THE PROBLEM
How many lines of the data contain the word "username"? Give only that number.
Start of GIVEN RECORDS
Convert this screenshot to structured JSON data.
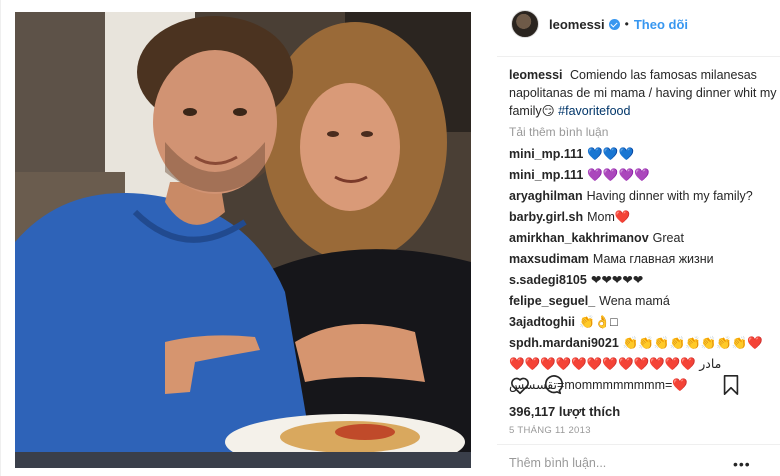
{
  "header": {
    "username": "leomessi",
    "separator": "•",
    "follow_label": "Theo dõi"
  },
  "caption": {
    "username": "leomessi",
    "text": "Comiendo las famosas milanesas napolitanas de mi mama / having dinner whit my family😏",
    "hashtag": "#favoritefood"
  },
  "load_more_label": "Tải thêm bình luận",
  "comments": [
    {
      "user": "mini_mp.111",
      "text": "💙💙💙"
    },
    {
      "user": "mini_mp.111",
      "text": "💜💜💜💜"
    },
    {
      "user": "aryaghilman",
      "text": "Having dinner with my family?"
    },
    {
      "user": "barby.girl.sh",
      "text": "Mom❤️"
    },
    {
      "user": "amirkhan_kakhrimanov",
      "text": "Great"
    },
    {
      "user": "maxsudimam",
      "text": "Мама главная жизни"
    },
    {
      "user": "s.sadegi8105",
      "text": "❤❤❤❤❤"
    },
    {
      "user": "felipe_seguel_",
      "text": "Wena mamá"
    },
    {
      "user": "3ajadtoghii",
      "text": "👏👌□"
    },
    {
      "user": "spdh.mardani9021",
      "text": "👏👏👏👏👏👏👏👏❤️"
    }
  ],
  "comment_wrap": {
    "line2": "❤️❤️❤️❤️❤️❤️❤️❤️❤️❤️❤️❤️ مادر",
    "line3": "تقسسس=mommmmmmmm=❤️"
  },
  "likes_label": "396,117 lượt thích",
  "date_label": "5 THÁNG 11 2013",
  "add_comment_placeholder": "Thêm bình luận...",
  "more_options": "•••",
  "icons": [
    "heart-icon",
    "comment-icon",
    "bookmark-icon",
    "verified-badge-icon"
  ],
  "colors": {
    "link": "#3897f0",
    "hashtag": "#003569",
    "muted": "#999999"
  }
}
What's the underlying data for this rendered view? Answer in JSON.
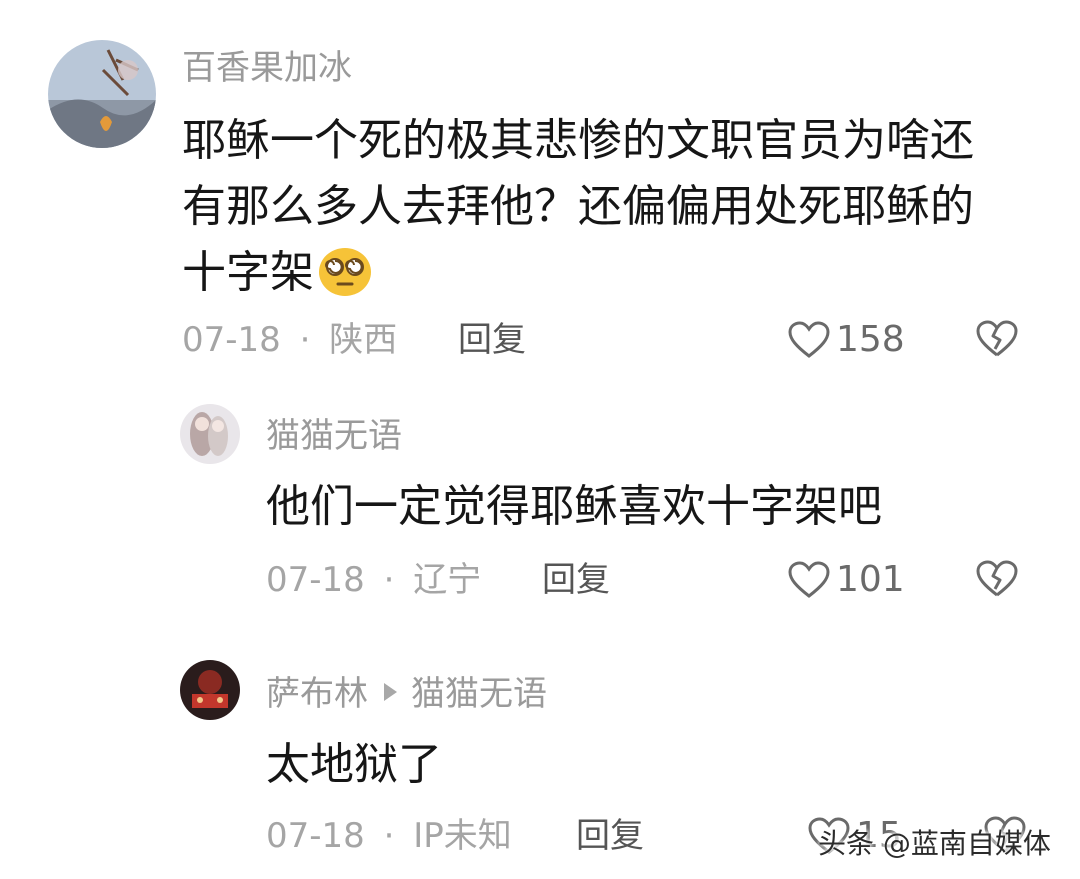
{
  "comments": [
    {
      "username": "百香果加冰",
      "text_lines": [
        "耶稣一个死的极其悲惨的文职官员为啥还",
        "有那么多人去拜他？还偏偏用处死耶稣的",
        "十字架"
      ],
      "emoji": "dizzy-face-emoji",
      "date": "07-18",
      "location": "陕西",
      "reply_label": "回复",
      "likes": "158"
    },
    {
      "username": "猫猫无语",
      "text_lines": [
        "他们一定觉得耶稣喜欢十字架吧"
      ],
      "date": "07-18",
      "location": "辽宁",
      "reply_label": "回复",
      "likes": "101"
    },
    {
      "username": "萨布林",
      "reply_to": "猫猫无语",
      "text_lines": [
        "太地狱了"
      ],
      "date": "07-18",
      "location": "IP未知",
      "reply_label": "回复",
      "likes": "15"
    }
  ],
  "separator": "·",
  "watermark": "头条 @蓝南自媒体",
  "icons": [
    "heart-outline-icon",
    "broken-heart-icon",
    "reply-arrow-icon"
  ],
  "colors": {
    "username": "#9a9a9a",
    "text": "#161616",
    "meta": "#a5a5a5",
    "icon": "#6a6a6a"
  }
}
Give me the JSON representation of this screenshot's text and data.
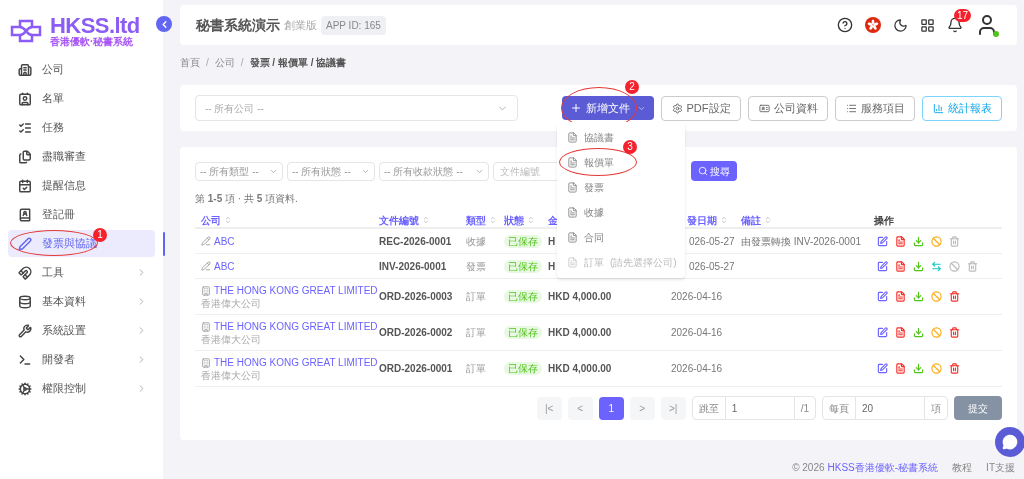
{
  "logo": {
    "title": "HKSS.ltd",
    "subtitle": "香港優軟·秘書系統"
  },
  "sidebar": {
    "items": [
      {
        "label": "公司",
        "selected": false,
        "expandable": false,
        "circled": false
      },
      {
        "label": "名單",
        "selected": false,
        "expandable": false,
        "circled": false
      },
      {
        "label": "任務",
        "selected": false,
        "expandable": false,
        "circled": false
      },
      {
        "label": "盡職審查",
        "selected": false,
        "expandable": false,
        "circled": false
      },
      {
        "label": "提醒信息",
        "selected": false,
        "expandable": false,
        "circled": false
      },
      {
        "label": "登記冊",
        "selected": false,
        "expandable": false,
        "circled": false
      },
      {
        "label": "發票與協議",
        "selected": true,
        "expandable": false,
        "circled": true,
        "marker": "1"
      },
      {
        "label": "工具",
        "selected": false,
        "expandable": true,
        "circled": false
      },
      {
        "label": "基本資料",
        "selected": false,
        "expandable": true,
        "circled": false
      },
      {
        "label": "系統設置",
        "selected": false,
        "expandable": true,
        "circled": false
      },
      {
        "label": "開發者",
        "selected": false,
        "expandable": true,
        "circled": false
      },
      {
        "label": "權限控制",
        "selected": false,
        "expandable": true,
        "circled": false
      }
    ]
  },
  "header": {
    "title": "秘書系統演示",
    "edition": "創業版",
    "app_id": "APP ID: 165",
    "notifications": "17"
  },
  "breadcrumb": [
    {
      "label": "首頁",
      "kind": "link"
    },
    {
      "label": "/",
      "kind": "separator"
    },
    {
      "label": "公司",
      "kind": "link"
    },
    {
      "label": "/",
      "kind": "separator"
    },
    {
      "label": "發票 / 報價單 / 協議書",
      "kind": "current"
    }
  ],
  "toolbar": {
    "company_select": {
      "placeholder": "-- 所有公司 --"
    },
    "new_button": {
      "label": "新增文件",
      "circled": true,
      "marker": "2"
    },
    "buttons": [
      {
        "label": "PDF設定",
        "kind": "plain"
      },
      {
        "label": "公司資料",
        "kind": "plain"
      },
      {
        "label": "服務項目",
        "kind": "plain"
      },
      {
        "label": "統計報表",
        "kind": "accent"
      }
    ]
  },
  "new_menu": {
    "items": [
      {
        "label": "協議書",
        "disabled": false,
        "circled": false
      },
      {
        "label": "報價單",
        "disabled": false,
        "circled": true,
        "marker": "3"
      },
      {
        "label": "發票",
        "disabled": false,
        "circled": false
      },
      {
        "label": "收據",
        "disabled": false,
        "circled": false
      },
      {
        "label": "合同",
        "disabled": false,
        "circled": false
      },
      {
        "label": "訂單",
        "hint": "(請先選擇公司)",
        "disabled": true,
        "circled": false
      }
    ]
  },
  "filters": {
    "selects": [
      {
        "placeholder": "-- 所有類型 --"
      },
      {
        "placeholder": "-- 所有狀態 --"
      },
      {
        "placeholder": "-- 所有收款狀態 --"
      }
    ],
    "doc_field": {
      "placeholder": "文件編號"
    },
    "search_button": "搜尋"
  },
  "summary": "第 **1-5** 項 · 共 **5** 項資料.",
  "table": {
    "columns": [
      {
        "label": "公司",
        "sortable": true
      },
      {
        "label": "文件編號",
        "sortable": true
      },
      {
        "label": "類型",
        "sortable": true
      },
      {
        "label": "狀態",
        "sortable": true
      },
      {
        "label": "金",
        "sortable": false
      },
      {
        "label": "發日期",
        "sortable": true
      },
      {
        "label": "備註",
        "sortable": true
      },
      {
        "label": "操作",
        "sortable": false
      }
    ],
    "rows": [
      {
        "kind": "pencil",
        "company": "ABC",
        "doc_no": "REC-2026-0001",
        "type": "收據",
        "status": "已保存",
        "amount": "H",
        "date": "026-05-27",
        "remark": "由發票轉換 INV-2026-0001",
        "actions": [
          {
            "kind": "edit",
            "disabled": false
          },
          {
            "kind": "pdf",
            "disabled": false
          },
          {
            "kind": "download",
            "disabled": false
          },
          {
            "kind": "void",
            "disabled": false
          },
          {
            "kind": "delete",
            "disabled": true
          }
        ]
      },
      {
        "kind": "pencil",
        "company": "ABC",
        "doc_no": "INV-2026-0001",
        "type": "發票",
        "status": "已保存",
        "amount": "H",
        "date": "026-05-27",
        "actions": [
          {
            "kind": "edit",
            "disabled": false
          },
          {
            "kind": "pdf",
            "disabled": false
          },
          {
            "kind": "download",
            "disabled": false
          },
          {
            "kind": "convert",
            "disabled": false
          },
          {
            "kind": "void",
            "disabled": true
          },
          {
            "kind": "delete",
            "disabled": true
          }
        ]
      },
      {
        "kind": "building",
        "company": "THE HONG KONG GREAT LIMITED",
        "company_sub": "香港偉大公司",
        "doc_no": "ORD-2026-0003",
        "type": "訂單",
        "status": "已保存",
        "amount": "HKD 4,000.00",
        "date": "2026-04-16",
        "actions": [
          {
            "kind": "edit",
            "disabled": false
          },
          {
            "kind": "pdf",
            "disabled": false
          },
          {
            "kind": "download",
            "disabled": false
          },
          {
            "kind": "void",
            "disabled": false
          },
          {
            "kind": "delete",
            "disabled": false
          }
        ]
      },
      {
        "kind": "building",
        "company": "THE HONG KONG GREAT LIMITED",
        "company_sub": "香港偉大公司",
        "doc_no": "ORD-2026-0002",
        "type": "訂單",
        "status": "已保存",
        "amount": "HKD 4,000.00",
        "date": "2026-04-16",
        "actions": [
          {
            "kind": "edit",
            "disabled": false
          },
          {
            "kind": "pdf",
            "disabled": false
          },
          {
            "kind": "download",
            "disabled": false
          },
          {
            "kind": "void",
            "disabled": false
          },
          {
            "kind": "delete",
            "disabled": false
          }
        ]
      },
      {
        "kind": "building",
        "company": "THE HONG KONG GREAT LIMITED",
        "company_sub": "香港偉大公司",
        "doc_no": "ORD-2026-0001",
        "type": "訂單",
        "status": "已保存",
        "amount": "HKD 4,000.00",
        "date": "2026-04-16",
        "actions": [
          {
            "kind": "edit",
            "disabled": false
          },
          {
            "kind": "pdf",
            "disabled": false
          },
          {
            "kind": "download",
            "disabled": false
          },
          {
            "kind": "void",
            "disabled": false
          },
          {
            "kind": "delete",
            "disabled": false
          }
        ]
      }
    ]
  },
  "pagination": {
    "pages": [
      {
        "label": "|<",
        "selected": false
      },
      {
        "label": "<",
        "selected": false
      },
      {
        "label": "1",
        "selected": true
      },
      {
        "label": ">",
        "selected": false
      },
      {
        "label": ">|",
        "selected": false
      }
    ],
    "jump": {
      "label": "跳至",
      "value": "1",
      "suffix": "/1"
    },
    "per_page": {
      "label": "每頁",
      "value": "20",
      "suffix": "項"
    },
    "submit": "提交"
  },
  "footer": {
    "copyright": "© 2026",
    "link": "HKSS香港優軟-秘書系統",
    "links": [
      "教程",
      "IT支援"
    ]
  }
}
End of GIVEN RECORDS
SOLUTION
6